Health Canada is reminding residents about the importance of testing their homes for radon.
Radon is a lung cancer risk. It’s the leading cause of lung cancer among non-smokers and the second overall behind tobacco. It contributes to the deaths of almost 100 Saskatchewan residents each year.
“There is still time to test and we’d like to continue that message,” said regional radiation specialist Sandy Hutchison.
“It can be in any home. You won’t know until you test.”
Health Canada estimates that 16 per cent of Saskatchewan homes could have excessive levels of radon. A survey conducted ten years ago indicated that about five per cent of Prince Albert homes had higher radon levels than recommended, with that percentage rising to 7.5 in the former Prince Albert Parkland Health Region.
“Radon is a breakdown product of uranium, so it’s in the soil,” Hutchison said.
“It’s a soil gas, which makes it more mobile.
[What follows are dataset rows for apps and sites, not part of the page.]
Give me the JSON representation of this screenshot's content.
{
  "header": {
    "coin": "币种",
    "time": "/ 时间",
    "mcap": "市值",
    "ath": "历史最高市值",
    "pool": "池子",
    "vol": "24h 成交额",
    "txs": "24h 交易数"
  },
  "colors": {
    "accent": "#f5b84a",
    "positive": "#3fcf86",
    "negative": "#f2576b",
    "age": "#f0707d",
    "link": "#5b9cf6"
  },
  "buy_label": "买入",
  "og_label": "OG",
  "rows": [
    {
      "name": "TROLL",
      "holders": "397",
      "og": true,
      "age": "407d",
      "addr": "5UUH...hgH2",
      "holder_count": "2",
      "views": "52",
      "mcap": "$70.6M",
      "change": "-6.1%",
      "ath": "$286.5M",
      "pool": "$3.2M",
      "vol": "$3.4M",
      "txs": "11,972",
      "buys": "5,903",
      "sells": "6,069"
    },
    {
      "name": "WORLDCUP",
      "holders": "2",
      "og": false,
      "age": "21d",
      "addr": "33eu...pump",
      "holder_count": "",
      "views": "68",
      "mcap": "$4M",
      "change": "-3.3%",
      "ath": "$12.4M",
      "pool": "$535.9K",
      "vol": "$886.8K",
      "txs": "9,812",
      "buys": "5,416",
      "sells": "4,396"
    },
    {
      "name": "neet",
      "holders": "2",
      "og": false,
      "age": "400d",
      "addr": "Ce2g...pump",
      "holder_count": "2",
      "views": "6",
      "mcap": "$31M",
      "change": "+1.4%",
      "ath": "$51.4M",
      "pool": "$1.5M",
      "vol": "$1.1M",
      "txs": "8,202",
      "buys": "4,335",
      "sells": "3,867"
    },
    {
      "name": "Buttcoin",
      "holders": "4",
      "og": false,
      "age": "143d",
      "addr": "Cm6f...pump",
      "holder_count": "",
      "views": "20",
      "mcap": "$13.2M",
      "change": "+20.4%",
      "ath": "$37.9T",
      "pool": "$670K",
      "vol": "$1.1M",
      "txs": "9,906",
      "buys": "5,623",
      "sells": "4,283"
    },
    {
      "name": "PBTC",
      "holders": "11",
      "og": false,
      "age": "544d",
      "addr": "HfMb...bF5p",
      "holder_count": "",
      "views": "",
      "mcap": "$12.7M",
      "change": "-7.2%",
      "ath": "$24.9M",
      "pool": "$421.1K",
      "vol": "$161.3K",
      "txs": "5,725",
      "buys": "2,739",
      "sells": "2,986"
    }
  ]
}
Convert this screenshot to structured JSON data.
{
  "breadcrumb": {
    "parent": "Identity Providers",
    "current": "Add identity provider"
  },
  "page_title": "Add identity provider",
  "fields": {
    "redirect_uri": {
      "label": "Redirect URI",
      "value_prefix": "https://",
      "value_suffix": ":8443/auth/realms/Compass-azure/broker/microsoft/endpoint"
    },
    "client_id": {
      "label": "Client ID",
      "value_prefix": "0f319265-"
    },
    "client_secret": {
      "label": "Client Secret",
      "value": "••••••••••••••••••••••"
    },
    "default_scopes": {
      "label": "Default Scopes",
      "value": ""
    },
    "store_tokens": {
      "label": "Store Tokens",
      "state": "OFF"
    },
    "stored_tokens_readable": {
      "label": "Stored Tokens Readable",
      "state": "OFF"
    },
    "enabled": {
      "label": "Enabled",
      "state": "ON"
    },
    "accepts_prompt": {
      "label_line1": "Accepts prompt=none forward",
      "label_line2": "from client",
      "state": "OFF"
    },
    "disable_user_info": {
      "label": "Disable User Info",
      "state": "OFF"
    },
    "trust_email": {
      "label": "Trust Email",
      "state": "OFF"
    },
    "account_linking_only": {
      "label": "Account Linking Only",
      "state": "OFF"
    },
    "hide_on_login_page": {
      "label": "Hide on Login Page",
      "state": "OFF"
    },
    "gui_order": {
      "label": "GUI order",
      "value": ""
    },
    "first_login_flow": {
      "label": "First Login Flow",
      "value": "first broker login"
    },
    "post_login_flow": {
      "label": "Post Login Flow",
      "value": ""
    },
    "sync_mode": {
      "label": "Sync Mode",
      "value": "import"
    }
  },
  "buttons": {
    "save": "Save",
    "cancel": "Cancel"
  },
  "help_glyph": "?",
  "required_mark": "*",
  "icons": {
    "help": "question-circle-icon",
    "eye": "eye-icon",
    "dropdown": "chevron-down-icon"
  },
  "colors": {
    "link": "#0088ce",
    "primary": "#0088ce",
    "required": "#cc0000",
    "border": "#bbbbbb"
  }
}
It’s easy to be drawn into homes, especially all winter long while the furnace is on and that hot air is going to rise and escape out of the top of the house. It gets replaced with soil gas.”
Hutchison said that testing for radon is straightforward. A passive device — about the size of an old film canister — is placed in an area that won’t be disturbed for three months. That test kit is then sent back to the laboratory, which tests to see if radon levels exceed Health Canada’s guidelines.
If your home is above the threshold, the best solution, Hutchison said, is a process called depressurization.
If you have a concrete floor, it consists of a four-inch hole drilled through the floor and a pipe and fan used to draw in soil gas and exhaust it outside to bypass the home.
“All you’re doing is creating a preferred pathway for it to get from underneath the home to the atmosphere where it doesn’t accumulate to the higher level inside your home.”
Most test kits are sold online, Hutchison said. Takeactiononradon.ca is the ultimate resource for retailers selling approved test kits in Canada.
Kits are sold in Saskatchewan online through the Saskatchewan Lung Association.
If you do test high, Hutchison recognizes a group of professionals who have training in reducing radon levels.
That list is located at c-nrpp.ca. None exist in Prince Albert, but there are radon mitigation professionals in Saskatoon, Meadow Lake, North Battleford and surrounding areas.